1984 – Malcolm’s McGregor’s story

The year of 1984…

MALCOLM
Malcom McGregor windsurfing at age 79

The downwind dash was conceived by three keen windsurf enthusiasts who had just started the Saldanha Beach Sailing Club which has headquarters on the beach in Saldanha and is still running the event. The first Dash was held around 1984 and attracted an entry of around 40 competitors and was won in light winds by Jonathan Fisher sailing a Mistral division 1 board. In those days the division 1 was a round bottom board quite fast up wind but a nightmare downwind. The competition was over two days with the dash being held on the first day and a long distance race on the second day. To win the event competitors had to sail both races and do well in both. Over the years as the racing boards became less popular, the long distance race was abandoned and the Dash only sailed. The race grew in popularity and at the peak of the Windsurfing craze, there were over two hundred entries. The popularity reduced with a decline in the sport, to around 30 competitors, but it has been held every year without interruption since the inaugural event. In the early days, with the sponsorship of Sea Harvest, a mega party was held on the Saturday night, but with the reduction in entries and few people staying over, the party was not been well supported but has been revived at a prize giving function.

The Dash started as a reaching course over 17 km. The course has changed a bit from the first event, but has now settled down over 20 km with a le Mans start off the beach at Langebaan, across the entrance to the lagoon to the Donkergat peninsular, try to stay out of the Military area or you are liable to be warned off with a shot across the bows, a starboard reach back to the beach near Lientjies klip, just South of Club Mykonos, screaming port reach – the longest leg – to the end of the iron ore terminal, back along the ore jetty, port jibe and run down to finish off the beach at the club house. Wind conditions are known to be variable over the course with the wind at the start usually the strongest. So rig the largest sail or kite you can handle and hope it gets you through the hole at the ore jetty, but does not wipe you out on the reach to Club Mykonos.

The fastest time for the race was done by Peter Slate who screamed down the course in a gale in 18 minutes. The winners have mostly won the event more than once and the names that spring to mind are Peter Slate, Marlon Weibel, Cameron Bruce, Matthew Swart, Craig Gertenbach who all have a few wins under the harness. In the last ten years the race has been opened up to the kites, and they have dominated the event in number of participants and winners with Oswald Smith having taken the honours on the three occasions. A number of overseas riders have been prominent in coming first Sebastian Cattelan, kite, Alex Caizerguers, kite, Bernd Flessner, Ross Williams and Alberto Menegatti all windsurfers. The 2016 event was won by a kite rider on a foil board. As the windsurfers also take to riding foils, maybe this will be the way forward for the leaders in the Dash.

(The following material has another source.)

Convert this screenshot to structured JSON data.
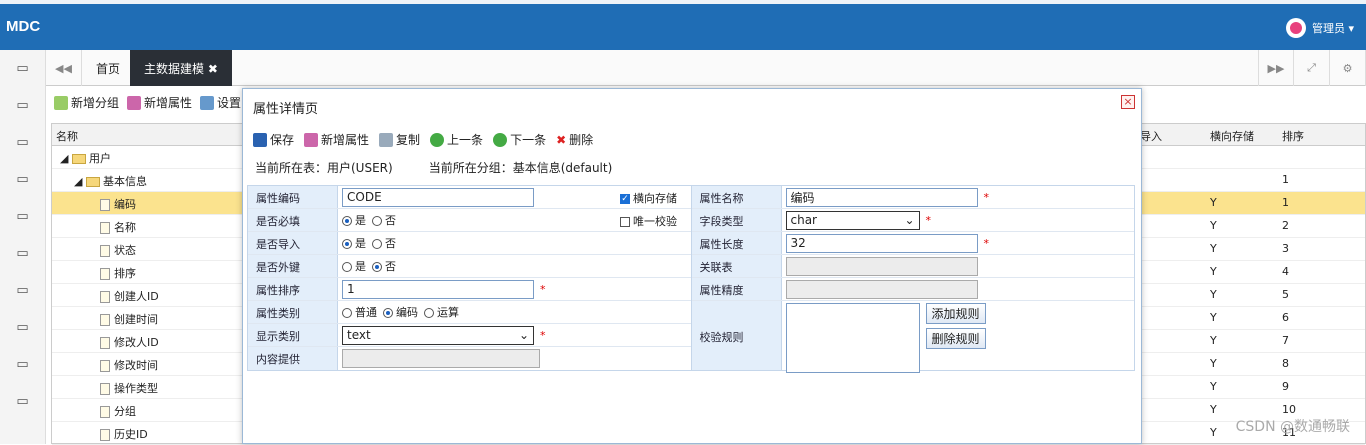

The wind is pumping on the West Coast, and the forecast for the  31st running of the race in January 2017  is looking good. There are exciting new developments for the event. Automatic timing where each competitor will have to wear a tag which will be automatically recorded at the start and finish. What’s more, results will be available in real time and displayed on monitors at the finish available for download. Keep your numbered rash vest, it’s yours to take home and wear when out kiting or windsurfing. As a further keepsake, each competitor will get a commemorative medal. And of course the dash thrash, the biggest all water sport party of the year. Bigger and more visible flags on all marker boats and all the usual dash vibe with the efficient rescue service for those who get in to trouble. Thanks to our sponsors, for helping us to keep the cost to competitors down.

Early dash start_r